Most of the cases in Africa and deaths have come from a few countries in southern and northern Africa.
South Africa, for instance, has recorded almost 60 percent of all the fatalities in the continent, according to data from the Africa CDC.
Shock and disbelief in Africa as cases rise in U.S.
With a weaker healthcare system, Africa was expected to be impacted more severely than the rest of the world, and many people in Africa also expected the United States to do well.
Many now watch in shock and disbelief as the United States struggles with mounting cases and deaths on a daily basis with the country finding it hard to agree on whether to wear face masks or not.
Why is Africa doing well?
The director of the Africa CDC John Nkengasong highlighted some of the right steps Africa took early in the pandemic to beat the deadly disease.

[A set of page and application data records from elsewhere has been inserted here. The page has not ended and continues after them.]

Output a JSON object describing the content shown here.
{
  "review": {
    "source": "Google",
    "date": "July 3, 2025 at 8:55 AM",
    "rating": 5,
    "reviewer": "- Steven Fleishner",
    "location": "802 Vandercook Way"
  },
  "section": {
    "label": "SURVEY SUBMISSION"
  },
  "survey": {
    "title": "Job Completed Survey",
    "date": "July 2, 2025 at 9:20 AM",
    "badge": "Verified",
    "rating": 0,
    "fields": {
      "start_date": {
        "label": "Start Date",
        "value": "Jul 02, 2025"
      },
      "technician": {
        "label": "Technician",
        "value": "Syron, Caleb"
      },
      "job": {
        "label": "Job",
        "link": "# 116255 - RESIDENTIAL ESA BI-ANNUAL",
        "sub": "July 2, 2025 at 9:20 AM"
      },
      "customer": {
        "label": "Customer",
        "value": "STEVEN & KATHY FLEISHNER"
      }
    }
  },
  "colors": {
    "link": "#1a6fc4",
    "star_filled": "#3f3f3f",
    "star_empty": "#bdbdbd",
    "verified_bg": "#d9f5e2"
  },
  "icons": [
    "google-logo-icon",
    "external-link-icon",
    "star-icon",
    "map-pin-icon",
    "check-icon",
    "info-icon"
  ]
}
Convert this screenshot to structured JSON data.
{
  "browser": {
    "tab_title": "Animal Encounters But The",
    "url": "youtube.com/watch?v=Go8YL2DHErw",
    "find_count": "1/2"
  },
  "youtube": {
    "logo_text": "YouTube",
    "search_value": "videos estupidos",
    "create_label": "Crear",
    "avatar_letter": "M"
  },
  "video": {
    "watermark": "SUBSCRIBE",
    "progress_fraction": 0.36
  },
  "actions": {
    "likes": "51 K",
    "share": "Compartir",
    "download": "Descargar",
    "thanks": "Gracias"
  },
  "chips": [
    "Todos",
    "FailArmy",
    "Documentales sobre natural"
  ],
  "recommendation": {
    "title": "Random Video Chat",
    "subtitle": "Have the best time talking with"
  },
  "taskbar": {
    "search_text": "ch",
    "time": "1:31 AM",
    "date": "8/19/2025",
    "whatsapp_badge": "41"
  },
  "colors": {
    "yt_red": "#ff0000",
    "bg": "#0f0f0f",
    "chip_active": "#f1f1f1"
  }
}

Speaking with ABC News’ Linsey Davis early this month, Nkengasong said Africa has successfully responded to the novel coronavirus with fewer fatalities and infections, at least for now, because of its early “cooperation, collaboration and coordination efforts” against the deadly virus that has killed more than a million people worldwide and infected over 35 million people globally.
Nkengasong, who is also the World Health Organization (WHO) envoy to Africa, and the winner of the Bill & Melinda Gates Foundation 2020 Global Goalkeeper Award, said early preparation and the recognition that COVID-19 was a common threat to the entire continent were “extremely valuable.”
The Africa CDC boss said leadership at “many levels” could also explain Africa’s fewer deaths and infections, starting from the African Union.
The AU, he said, played a major role and brought African heads of state together to “work with the Africa CDC to coordinate” the continental strategy against COVID-19.
Africa has recorded more than 1.5 million infections and close to 37,000 deaths and more than 1.,2 million people who contracted the virus have so far recovered, according to the latest data by the Africa CDC released on Monday evening. For a continent with 1.3 billion people and 55 countries, Africa has the best coronavirus response in the world.
Nkengasong said many African countries took “bold measures” from the beginning of the pandemic with “very aggressive lockdowns” to combat the virus.
The Africa CDC director added that there was also the “uniformity in messaging” across the continent.
“The message was clear. We never wavered with the messaging. We started wearing mask before the WHO made it mandatory,” he said.
He said there was never a debate over whether Africans should wear masks or not to beat the virus. There was also, he added, the recognition that African nations needed to ramp up shortages of test kits.
In addition, Nkengasong said, there was also “the engagement of the community” to win the fight against the virus.